Google Play product manager Ellie Powers shows how tablet apps are featured, and says hundreds of games have added the Google Play game services shown off at Google I/O. She demos some games and leaderboards. For instance, a game that looks like Mario Kart on jet skis now features responsive splashes on the windshield, and a game with a guy jumping across rooftops, parkour-style, has the shadows on the buildings change as you shift perspective.

Google Play will have a textbook section starting in early August, she says, with books from all five major textbook publishers. It’ll include purchases as well as rentals for up to an 80 percent discount.

The prices are $229 for 16GB, $269 for 32GB and $349 for unlocked LTE. The first two will be on sale on July 30 at Best Buy, GameStop, Walmart, etc. The 4G model will be available “in the coming weeks,” as will international launches in countries like the U.K. and Germany.
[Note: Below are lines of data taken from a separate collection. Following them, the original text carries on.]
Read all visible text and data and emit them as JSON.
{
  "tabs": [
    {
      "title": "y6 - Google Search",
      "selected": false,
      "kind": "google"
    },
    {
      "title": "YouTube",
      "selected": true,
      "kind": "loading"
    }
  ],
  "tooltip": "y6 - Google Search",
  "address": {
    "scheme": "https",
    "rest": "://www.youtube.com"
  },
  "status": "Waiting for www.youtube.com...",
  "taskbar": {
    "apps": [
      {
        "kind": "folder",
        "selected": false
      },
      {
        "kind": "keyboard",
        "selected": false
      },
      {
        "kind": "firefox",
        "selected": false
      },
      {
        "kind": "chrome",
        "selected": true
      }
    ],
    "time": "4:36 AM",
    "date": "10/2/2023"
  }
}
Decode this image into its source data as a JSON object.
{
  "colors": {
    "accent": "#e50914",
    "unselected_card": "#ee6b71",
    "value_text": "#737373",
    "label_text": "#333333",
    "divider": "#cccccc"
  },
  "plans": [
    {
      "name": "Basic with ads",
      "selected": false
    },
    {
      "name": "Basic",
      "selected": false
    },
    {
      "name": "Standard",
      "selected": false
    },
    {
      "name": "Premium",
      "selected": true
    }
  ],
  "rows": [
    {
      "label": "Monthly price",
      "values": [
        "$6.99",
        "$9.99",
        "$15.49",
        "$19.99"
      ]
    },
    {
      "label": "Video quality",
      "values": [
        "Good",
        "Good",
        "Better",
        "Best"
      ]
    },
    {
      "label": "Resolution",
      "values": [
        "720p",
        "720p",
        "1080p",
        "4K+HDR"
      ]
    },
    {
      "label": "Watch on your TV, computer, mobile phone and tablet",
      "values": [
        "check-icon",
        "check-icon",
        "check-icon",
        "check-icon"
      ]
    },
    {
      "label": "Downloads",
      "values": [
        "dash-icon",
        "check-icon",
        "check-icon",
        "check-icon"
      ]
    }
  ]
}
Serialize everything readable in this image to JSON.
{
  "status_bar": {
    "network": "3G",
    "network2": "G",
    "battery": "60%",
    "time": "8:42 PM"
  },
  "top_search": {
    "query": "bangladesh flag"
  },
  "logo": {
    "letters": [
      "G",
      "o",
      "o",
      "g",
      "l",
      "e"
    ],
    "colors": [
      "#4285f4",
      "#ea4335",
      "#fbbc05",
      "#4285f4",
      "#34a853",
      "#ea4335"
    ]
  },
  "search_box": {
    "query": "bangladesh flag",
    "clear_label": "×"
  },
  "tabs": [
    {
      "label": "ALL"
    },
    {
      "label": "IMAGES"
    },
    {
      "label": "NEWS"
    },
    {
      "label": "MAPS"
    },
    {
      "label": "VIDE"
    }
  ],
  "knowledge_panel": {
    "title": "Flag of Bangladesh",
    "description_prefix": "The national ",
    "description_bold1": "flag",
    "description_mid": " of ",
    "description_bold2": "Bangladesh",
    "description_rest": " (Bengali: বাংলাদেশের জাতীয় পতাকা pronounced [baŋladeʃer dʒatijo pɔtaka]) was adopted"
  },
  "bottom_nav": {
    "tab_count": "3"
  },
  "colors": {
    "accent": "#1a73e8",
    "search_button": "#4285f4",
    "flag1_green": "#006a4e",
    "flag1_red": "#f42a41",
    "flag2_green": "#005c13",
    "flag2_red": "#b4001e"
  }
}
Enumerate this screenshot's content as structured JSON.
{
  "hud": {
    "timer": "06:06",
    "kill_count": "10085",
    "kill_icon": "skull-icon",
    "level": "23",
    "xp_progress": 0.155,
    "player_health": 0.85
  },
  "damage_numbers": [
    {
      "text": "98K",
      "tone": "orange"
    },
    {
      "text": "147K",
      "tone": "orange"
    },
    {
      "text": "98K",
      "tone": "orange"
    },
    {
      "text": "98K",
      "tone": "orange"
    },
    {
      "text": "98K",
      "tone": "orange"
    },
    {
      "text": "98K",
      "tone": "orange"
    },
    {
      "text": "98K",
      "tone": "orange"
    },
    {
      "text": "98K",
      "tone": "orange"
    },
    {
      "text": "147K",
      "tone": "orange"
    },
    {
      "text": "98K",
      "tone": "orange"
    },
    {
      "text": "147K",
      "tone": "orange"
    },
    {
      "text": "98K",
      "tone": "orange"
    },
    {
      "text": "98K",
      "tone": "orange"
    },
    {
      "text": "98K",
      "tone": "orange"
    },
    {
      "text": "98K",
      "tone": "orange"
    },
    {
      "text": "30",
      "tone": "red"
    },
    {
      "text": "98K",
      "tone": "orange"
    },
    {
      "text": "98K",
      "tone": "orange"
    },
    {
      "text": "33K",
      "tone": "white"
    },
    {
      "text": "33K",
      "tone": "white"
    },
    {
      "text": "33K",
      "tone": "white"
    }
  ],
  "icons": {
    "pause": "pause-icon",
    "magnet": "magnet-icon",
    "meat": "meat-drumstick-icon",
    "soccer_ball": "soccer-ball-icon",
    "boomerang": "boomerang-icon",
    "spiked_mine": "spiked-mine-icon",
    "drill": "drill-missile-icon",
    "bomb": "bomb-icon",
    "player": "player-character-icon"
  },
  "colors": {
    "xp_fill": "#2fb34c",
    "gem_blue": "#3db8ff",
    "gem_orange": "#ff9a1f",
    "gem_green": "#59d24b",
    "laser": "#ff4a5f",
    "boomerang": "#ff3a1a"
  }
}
After a kind of odd Nexus 7 commercial about a kid with braces giving a speech in front of his class and then Googling “how do I ask a girl out,” Pichai is back. He’s talking TV. He says every single month more than 200 billion videos are watched in the world. And Netflix and YouTube combined have 49.4 percent share of all peak downstream Internet traffic in America. And lots of that is happening on non-TV devices.

A product dude whose name I didn’t catch says Google’s goals for TV are: “Make it fast and easy to set up, with nothing new to learn, and it works across platforms and devices.”

He holds up what looks like a little USB stick, and says it’s called Chromecast. It’s running a simplified version of Chrome OS. It plugs into the HDMI port on a TV.

Let’s say you want to watch YouTube on your TV, he says – you’ll go to that site on your phone/table/PC and see a “Cast” button on the screen. When you do that, it’s pulled from the cloud and played directly on the TV. Your device doesn’t push the content, it comes direct from YouTube.

For the demo, Rishi Chandra comes onstage. In the past, he’s the guy who demoed Google TV.

Interestingly, this TV effort is built around Chrome OS, where the previous Google TV was built on Android.

Here’s Ina’s pullout story on Chromecast.

Oops, and I missed her Android story. She’s a busy lady.

“If you know how to use YouTube on your phone, you know how to use YouTube on your TV,” Chandra says.

He adds, “Even in sleep mode, the videos continue to play. We don’t drain your battery.”

But, he says, “we recognize that not everyone has an Android phone. And we need a solution that works for everyone. Let’s pretend my wife has an iPhone (heh).” It works the same.

The Cast button can also be used to bring a video back to the phone – if you click it, you can switch to your phone screen and the video will keep playing from the place you left it.

This also works for Netflix. This is the third Netflix callout of the presentation – unusually strong support for a single partner.

Chandra plays the “House of Cards” credits, which are in my opinion possibly awesomer than the show. This demo is to show that you can direct the content from any device that’s connected to the Chromecast on the TV.

In this game of dueling remote controls, you can control content between an iPhone, a Nexus 7 and a TV. It’s not exactly clear to me how this is coordinated – perhaps it’s just the fact that they’re on the same Netflix account.

This can also be used for Google Play Music and Pandora, Chandra says. The “Cast” button – which is a little rectangle with arcs in the corner – shows up there, too.

And lastly, a beta feature: You can project any Chrome tab from the browser to the TV.

“We’ll project what’s on your local device right onto the television – not the entire desktop or the URL bar, but what you want to look at.” Chandra keeps emphasizing that the TV is the best screen in the house with the best speakers in the house, so it’s ideal for content.

This will work with most Windows and Mac laptops as well as Chromebooks.

Developers won’t need to build a new app to work with the Google Cast SDK, which is out in developer preview today.

Actually, the Pandora integration is still under development.

It will retail for $35 and can be ordered today from Amazon, Best Buy and Google Play.

And it will include three months free of Netflix (another Netflix plug/tie-up!) if you buy now.

That concludes the presentation. Bye for now!